Size also sells other types of fast food. Subway came up with a bit of marketing brilliance with their Five Dollar Foot Long. What a great name! With four little words they tell you how much it costs and how long it is. I wonder what they call a Five Dollar Foot Long in France?
Big burrito places are the current rage, but Del Taco was a pioneer in that area some years ago. In fact, they used to sell their burritos by weight, and the Macho Burrito still checks in at over a pound. If you pull through the drive up at Del Taco and order four or five Machos, you might have flashbacks of the scene from The Flintstones where the carhop brings a slab of ribs and tips Fred and Wilma’s car on its side.
How about fountain drinks? In the old days, nobody would drink more soda than a 12 ounce bottle would hold. Nowadays, drinks come in containers that hold enough liquid to support a small school of guppies. Perhaps the most famous big drink is the Big Gulp sold by 7-11, which holds 32 ounces of soda, or 1 liter in areas (like France) where they use the metric system. You’d think that a Big Gulp would satisfy the thirst of just about anybody, but many consumers opt for the Double Big Gulp, which holds 64 ounces or 1.9 liters. Some gas stations and movie theaters carry even bigger fountaindrinks, sometimes 72 or 80 ounces, more liquid than a six-pack of beer! Some of the cups you get at gas stations are great inventions and worth keeping, not really cups but essentially buckets with cup handles. Home Depot could sell millions of them. I once used one to bail water out of a basement window well during a rain storm.

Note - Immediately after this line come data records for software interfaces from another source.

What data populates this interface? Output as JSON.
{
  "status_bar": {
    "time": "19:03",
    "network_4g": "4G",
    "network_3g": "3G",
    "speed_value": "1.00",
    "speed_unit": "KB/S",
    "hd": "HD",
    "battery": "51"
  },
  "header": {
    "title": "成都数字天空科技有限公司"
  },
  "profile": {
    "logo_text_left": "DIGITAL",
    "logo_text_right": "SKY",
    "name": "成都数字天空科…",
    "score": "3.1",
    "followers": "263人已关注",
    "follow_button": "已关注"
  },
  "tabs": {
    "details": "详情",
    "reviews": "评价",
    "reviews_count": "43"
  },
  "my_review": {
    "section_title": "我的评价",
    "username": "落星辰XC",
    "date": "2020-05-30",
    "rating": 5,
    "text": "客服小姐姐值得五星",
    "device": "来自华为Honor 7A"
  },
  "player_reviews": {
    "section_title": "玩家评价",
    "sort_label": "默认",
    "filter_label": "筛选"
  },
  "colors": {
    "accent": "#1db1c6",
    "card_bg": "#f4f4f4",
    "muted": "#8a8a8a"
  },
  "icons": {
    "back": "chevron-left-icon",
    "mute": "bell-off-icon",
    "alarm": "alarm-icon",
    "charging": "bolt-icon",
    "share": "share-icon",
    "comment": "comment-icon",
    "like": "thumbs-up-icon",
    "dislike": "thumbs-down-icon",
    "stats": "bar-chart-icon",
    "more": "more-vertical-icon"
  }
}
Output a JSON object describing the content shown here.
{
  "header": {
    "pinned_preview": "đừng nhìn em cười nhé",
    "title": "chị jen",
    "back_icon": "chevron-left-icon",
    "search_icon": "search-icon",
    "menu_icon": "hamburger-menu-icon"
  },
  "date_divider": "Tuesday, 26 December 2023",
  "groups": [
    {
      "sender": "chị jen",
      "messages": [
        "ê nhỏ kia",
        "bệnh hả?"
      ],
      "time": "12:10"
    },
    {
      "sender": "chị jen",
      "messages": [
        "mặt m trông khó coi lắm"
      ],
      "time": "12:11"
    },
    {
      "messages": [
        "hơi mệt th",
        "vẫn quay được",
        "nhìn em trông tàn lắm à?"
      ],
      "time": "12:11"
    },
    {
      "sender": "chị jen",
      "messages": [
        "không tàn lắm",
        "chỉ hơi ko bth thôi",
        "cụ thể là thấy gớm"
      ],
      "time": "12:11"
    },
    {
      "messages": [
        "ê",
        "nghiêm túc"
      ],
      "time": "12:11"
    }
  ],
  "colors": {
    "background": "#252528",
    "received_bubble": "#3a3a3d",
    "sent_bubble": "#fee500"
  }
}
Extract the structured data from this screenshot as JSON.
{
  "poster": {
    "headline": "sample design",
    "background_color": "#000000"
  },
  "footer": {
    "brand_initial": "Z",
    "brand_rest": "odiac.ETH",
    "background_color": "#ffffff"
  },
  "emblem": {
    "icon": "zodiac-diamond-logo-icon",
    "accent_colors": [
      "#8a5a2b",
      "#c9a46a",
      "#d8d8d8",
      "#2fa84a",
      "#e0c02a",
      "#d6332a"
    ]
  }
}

The way that fast food makers use measurement units to describe their products is really interesting. For example, when they want to make something sound big, they talk about pounds, not ounces. Can you imagine John Travolta walking up to the counter and ordering a Four Ouncer with Cheese? That sounds really wimpy. No self respecting fast food junkie would order one of those. Ironically, when Britain adopted the European Union’s metrification laws in January 2000, the legislation seemed to have meant that McDonald’s would need to change the name of the Quarter Pounder to something different, like the 113 Grammer. However, a spokesman for McDonalds at that time rejected the suggestion of a new name appearing on the menu. He asserted that Quarter Pounder is a “registered trademark name and not an indication of weight.” Whatever you say, buddy.
It’s even more interesting to note how fast food restaurants switch to the metric system when they talk about fat. When the subject is fat, the unit is grams, which everybody knows are little tiny things that you can’t even see. For example, a Triple Whopper with Cheese at Burger King has 84 grams of fat. That doesn’t sound so bad, but in reality it’s a lot of fat, almost one fifth of a pound. What if Burger King changed the name of the product to the Fifth Pound of Fat Burger? That sounds so yucky that sales would plummet. Hardee’s Two-Thirds Pound Monster Thick- burger in addition to having the best name, also has the most fat (97 grams). Hardee’s could truthfully call it the More than a Fifth of a Pound of Fat Burger. For the record, 97 grams of fat is about equal to the fat found in eleven bean burritos at Taco Bell.
Speaking of fat, you would think that since fast food items can be so large, then the person who regularly eats fast food would get, shall we say, larger. My personal experience seems to support this theory, as does a quick look around the dining room at most fast food joints. In the 2004 documentary Super Size Me, a fellow named Morgan Spurlock ate three meals a day at McDonalds for 30 consecutive days. Spurlock gained 24.5 pounds during the experiment, or more than 13 % of his body weight. His cholesterol went up by about 50 % and he suffered various other ailments. If you are a fast food junkie, one viewing of Super Size Me will probably cure you. It drives home the point that a regular fast food diet is not beneficial to either your health or your waistline.
Healthy fast food would probably sell pretty well, don’t you think? I mentioned earlier that Subway is a brilliant marketing company. Long before the
Five Dollar Foot Long, they convinced America that you can lose weight by eating fast food. Their main advertising spokesman is a pop culture icon named Jared Fogle, who weighed some 430 pounds while a student at Indiana University. He dropped a staggering total of 240 pounds by going on the “Subway Diet,” which consisted of exercising more and eating both lunch (a 6-inch turkey sub) and dinner (a foot long veggie sub) at Subway.
The story has its doubters, as does the validity of the “Subway Diet,” but it seems to be basically true. If you go easy on the mayo and other condiments, you would have to eat about 27 of Subway’s 6-inch turkey subs to get the same amount of fat pro- vided in a Two-Thirds Pound Monster Thickburger. Of course, in addition to the exercise, the main reason Fogle shed so many pounds was not specifically that he was eating at Subway, but because he reduced his food intake from 10,000 to 2,000 calories per day.
I don’t know about you, but all this talk about fast food is making me hungry, and the drive-up window at Taco Bell is still open. Bring on the night! I’m ready for the fourth meal.